  • have closed or are likely to close their business without any money left 
  • cannot afford $15,000 but want to place their company into liquidation  
  • want to do the right thing and inform their creditors properly about the business closing down 
  • want to draw a line in the sand so they can get on with their future.

If you have personal assets you want to protect, like a family home or director’s guarantees, this may not be for you, but you should ask us.

Cheryl Stainsby

Cheryl is a Director’s Advocate specialising in Crisis Management; Business Health Checks, Asset Protection and Exit Strategy  Find out more or Email Cheryl.

Niall Coburn

Niall Coburn

Niall is a Litigator, Prosecutor and Corporate Investigator. Find out more or Email Niall.

Bruce Pasetti portrait photo

Bruce Pasetti

Bruce Pasetti is the ‘go-to’ for actions for Windup (or to defend companies and directors against similar actions). Bruce is a Solicitor with over 20 years legal and specialist Insolvency experience. Find our more or Email Bruce.

Stuart Craig

Stuart is a Business Transformation Specialist and Certified Practicing Accountant, specialising in business turnaround and restructure, business management and business ownership transfer. Find out more or Email Stuart.

James Flaherty

James Flaherty

James is a business consultant and accountant. He specialises in sales and marketing for the business and finance sectors. Find out more or Email James.


Ginette Muller

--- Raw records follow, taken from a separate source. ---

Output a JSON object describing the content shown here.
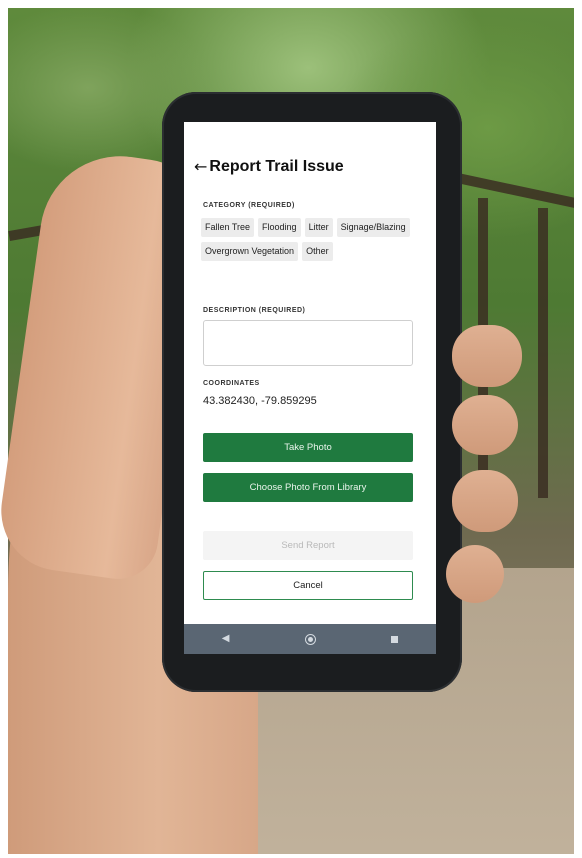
{
  "header": {
    "back_icon": "arrow-left-icon",
    "title": "Report Trail Issue"
  },
  "category": {
    "label": "CATEGORY (REQUIRED)",
    "options": [
      "Fallen Tree",
      "Flooding",
      "Litter",
      "Signage/Blazing",
      "Overgrown Vegetation",
      "Other"
    ]
  },
  "description": {
    "label": "DESCRIPTION (REQUIRED)",
    "value": "",
    "placeholder": ""
  },
  "coordinates": {
    "label": "COORDINATES",
    "value": "43.382430, -79.859295"
  },
  "buttons": {
    "take_photo": "Take Photo",
    "choose_photo": "Choose Photo From Library",
    "send_report": "Send Report",
    "cancel": "Cancel"
  },
  "navbar": {
    "back": "nav-back-icon",
    "home": "nav-home-icon",
    "recents": "nav-recents-icon"
  },
  "colors": {
    "primary_green": "#1f7a3f",
    "chip_bg": "#ececec",
    "navbar_bg": "#5a6673"
  }
}
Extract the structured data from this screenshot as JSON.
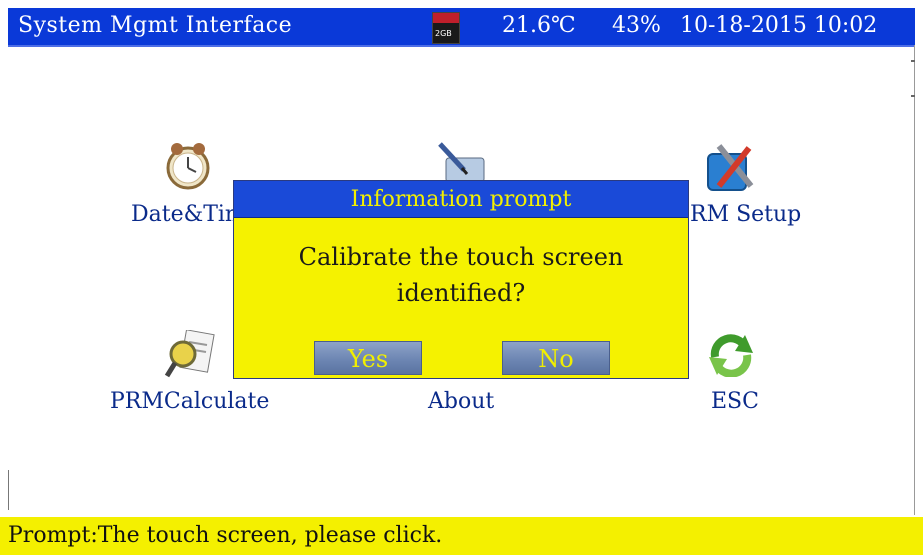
{
  "header": {
    "title": "System Mgmt Interface",
    "sd_icon": "sd-card-icon",
    "sd_label": "2GB",
    "temperature": "21.6℃",
    "humidity": "43%",
    "datetime": "10-18-2015 10:02"
  },
  "menu": {
    "items": [
      {
        "label": "Date&Tim",
        "icon": "clock-icon"
      },
      {
        "label": "",
        "icon": "stylus-tablet-icon"
      },
      {
        "label": "RM Setup",
        "icon": "tools-icon"
      },
      {
        "label": "PRMCalculate",
        "icon": "magnifier-document-icon"
      },
      {
        "label": "About",
        "icon": ""
      },
      {
        "label": "ESC",
        "icon": "green-refresh-icon"
      }
    ]
  },
  "dialog": {
    "title": "Information prompt",
    "message": "Calibrate the touch screen\n    identified?",
    "yes_label": "Yes",
    "no_label": "No"
  },
  "prompt": {
    "text": "Prompt:The touch screen, please click."
  },
  "colors": {
    "header_blue": "#0a39d8",
    "dialog_yellow": "#f5f200",
    "prompt_yellow": "#f4f000",
    "label_blue": "#0a2a8a"
  }
}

Ginette is a Business Crisis Advisor and Accountant specialising in Safe Harbour, refinancing, litigation funding, restructure and business crisis advice. Find out more or  Email Ginette.